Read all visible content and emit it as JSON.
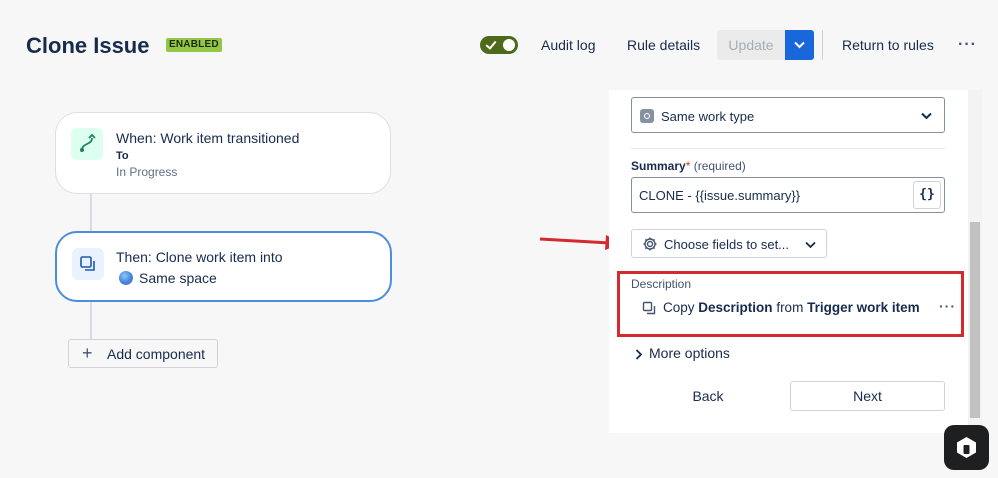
{
  "header": {
    "title": "Clone Issue",
    "status_badge": "ENABLED",
    "toggle_on": true,
    "audit_log": "Audit log",
    "rule_details": "Rule details",
    "update": "Update",
    "return_to_rules": "Return to rules",
    "more": "···"
  },
  "flow": {
    "trigger": {
      "title": "When: Work item transitioned",
      "sub_label": "To",
      "sub_value": "In Progress",
      "icon": "transition-icon"
    },
    "action": {
      "title": "Then: Clone work item into",
      "target": "Same space",
      "icon": "clone-icon"
    },
    "add_component": "Add component"
  },
  "panel": {
    "work_type": {
      "value": "Same work type"
    },
    "summary": {
      "label": "Summary",
      "required_star": "*",
      "required_text": "(required)",
      "value": "CLONE - {{issue.summary}}",
      "braces": "{}"
    },
    "choose_fields": "Choose fields to set...",
    "description": {
      "label": "Description",
      "copy": "Copy",
      "field": "Description",
      "from": "from",
      "source": "Trigger work item",
      "more": "···"
    },
    "more_options": "More options",
    "back": "Back",
    "next": "Next"
  },
  "colors": {
    "accent_blue": "#1868db",
    "highlight_red": "#d32a2f",
    "toggle_green": "#4d6a1c",
    "badge_green": "#94c748"
  }
}
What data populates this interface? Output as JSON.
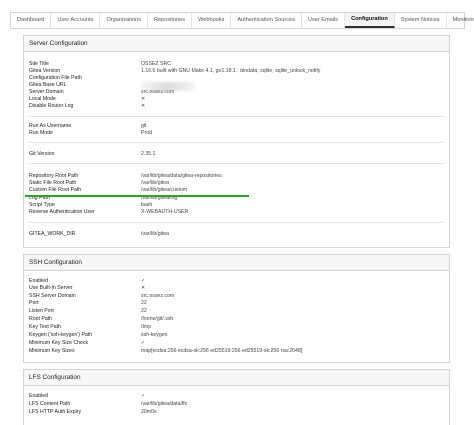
{
  "tabs": [
    "Dashboard",
    "User Accounts",
    "Organizations",
    "Repositories",
    "Webhooks",
    "Authentication Sources",
    "User Emails",
    "Configuration",
    "System Notices",
    "Monitoring"
  ],
  "active_tab": "Configuration",
  "server": {
    "title": "Server Configuration",
    "rows": [
      {
        "k": "Site Title",
        "v": "OSSEZ SRC"
      },
      {
        "k": "Gitea Version",
        "v": "1.16.6 built with GNU Make 4.1, go1.18.1 : bindata, sqlite, sqlite_unlock_notify"
      },
      {
        "k": "Configuration File Path",
        "v": ""
      },
      {
        "k": "Gitea Base URL",
        "v": ""
      },
      {
        "k": "Server Domain",
        "v": "src.ossez.com"
      },
      {
        "k": "Local Mode",
        "v": "✕"
      },
      {
        "k": "Disable Router Log",
        "v": "✕"
      },
      {
        "k": "Run As Username",
        "v": "git"
      },
      {
        "k": "Run Mode",
        "v": "Prod"
      },
      {
        "k": "Git Version",
        "v": "2.35.1"
      },
      {
        "k": "Repository Root Path",
        "v": "/var/lib/gitea/data/gitea-repositories"
      },
      {
        "k": "Static File Root Path",
        "v": "/var/lib/gitea"
      },
      {
        "k": "Custom File Root Path",
        "v": "/var/lib/gitea/custom"
      },
      {
        "k": "Log Path",
        "v": "/var/lib/gitea/log"
      },
      {
        "k": "Script Type",
        "v": "bash"
      },
      {
        "k": "Reverse Authentication User",
        "v": "X-WEBAUTH-USER"
      },
      {
        "k": "GITEA_WORK_DIR",
        "v": "/var/lib/gitea"
      }
    ]
  },
  "ssh": {
    "title": "SSH Configuration",
    "rows": [
      {
        "k": "Enabled",
        "v": "✓"
      },
      {
        "k": "Use Built-In Server",
        "v": "✕"
      },
      {
        "k": "SSH Server Domain",
        "v": "src.ossez.com"
      },
      {
        "k": "Port",
        "v": "22"
      },
      {
        "k": "Listen Port",
        "v": "22"
      },
      {
        "k": "Root Path",
        "v": "/home/git/.ssh"
      },
      {
        "k": "Key Test Path",
        "v": "/tmp"
      },
      {
        "k": "Keygen ('ssh-keygen') Path",
        "v": "ssh-keygen"
      },
      {
        "k": "Minimum Key Size Check",
        "v": "✓"
      },
      {
        "k": "Minimum Key Sizes",
        "v": "map[ecdsa:256 ecdsa-sk:256 ed25519:256 ed25519-sk:256 rsa:2048]"
      }
    ]
  },
  "lfs": {
    "title": "LFS Configuration",
    "rows": [
      {
        "k": "Enabled",
        "v": "✓"
      },
      {
        "k": "LFS Content Path",
        "v": "/var/lib/gitea/data/lfs"
      },
      {
        "k": "LFS HTTP Auth Expiry",
        "v": "20m0s"
      }
    ]
  }
}
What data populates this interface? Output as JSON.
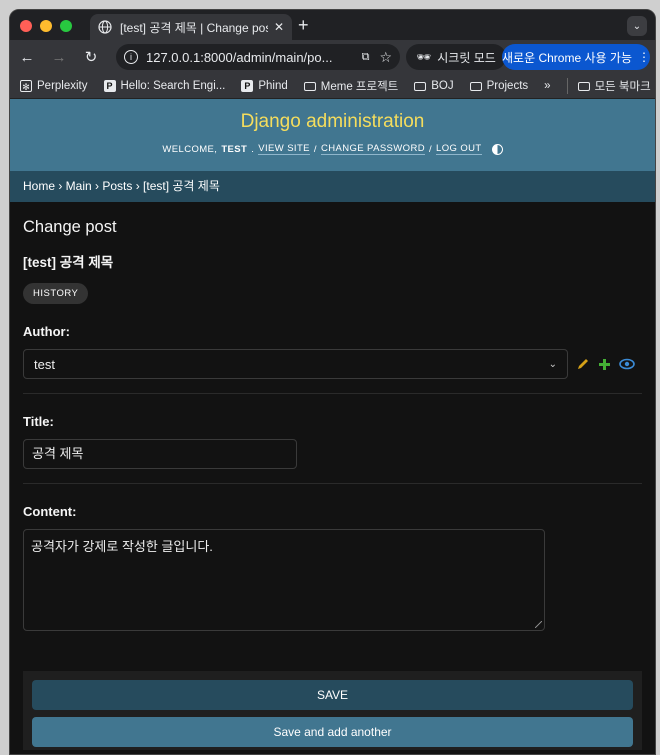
{
  "browser": {
    "tab_title": "[test] 공격 제목 | Change post |",
    "url": "127.0.0.1:8000/admin/main/po...",
    "incognito_label": "시크릿 모드",
    "update_label": "새로운 Chrome 사용 가능",
    "bookmarks": [
      "Perplexity",
      "Hello: Search Engi...",
      "Phind",
      "Meme 프로젝트",
      "BOJ",
      "Projects"
    ],
    "bookmarks_more": "»",
    "all_bookmarks": "모든 북마크"
  },
  "header": {
    "branding": "Django administration",
    "welcome": "WELCOME,",
    "username": "TEST",
    "view_site": "VIEW SITE",
    "change_password": "CHANGE PASSWORD",
    "log_out": "LOG OUT"
  },
  "breadcrumbs": "Home › Main › Posts › [test] 공격 제목",
  "page": {
    "title": "Change post",
    "object_title": "[test] 공격 제목",
    "history": "HISTORY"
  },
  "form": {
    "author_label": "Author:",
    "author_value": "test",
    "title_label": "Title:",
    "title_value": "공격 제목",
    "content_label": "Content:",
    "content_value": "공격자가 강제로 작성한 글입니다."
  },
  "buttons": {
    "save": "SAVE",
    "save_add_another": "Save and add another"
  },
  "colors": {
    "header_bg": "#417690",
    "branding": "#f5dd5d",
    "breadcrumbs_bg": "#264b5d"
  }
}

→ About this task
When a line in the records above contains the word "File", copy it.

→ Your solution
        "k": "Configuration File Path",
        "k": "Static File Root Path",
        "k": "Custom File Root Path",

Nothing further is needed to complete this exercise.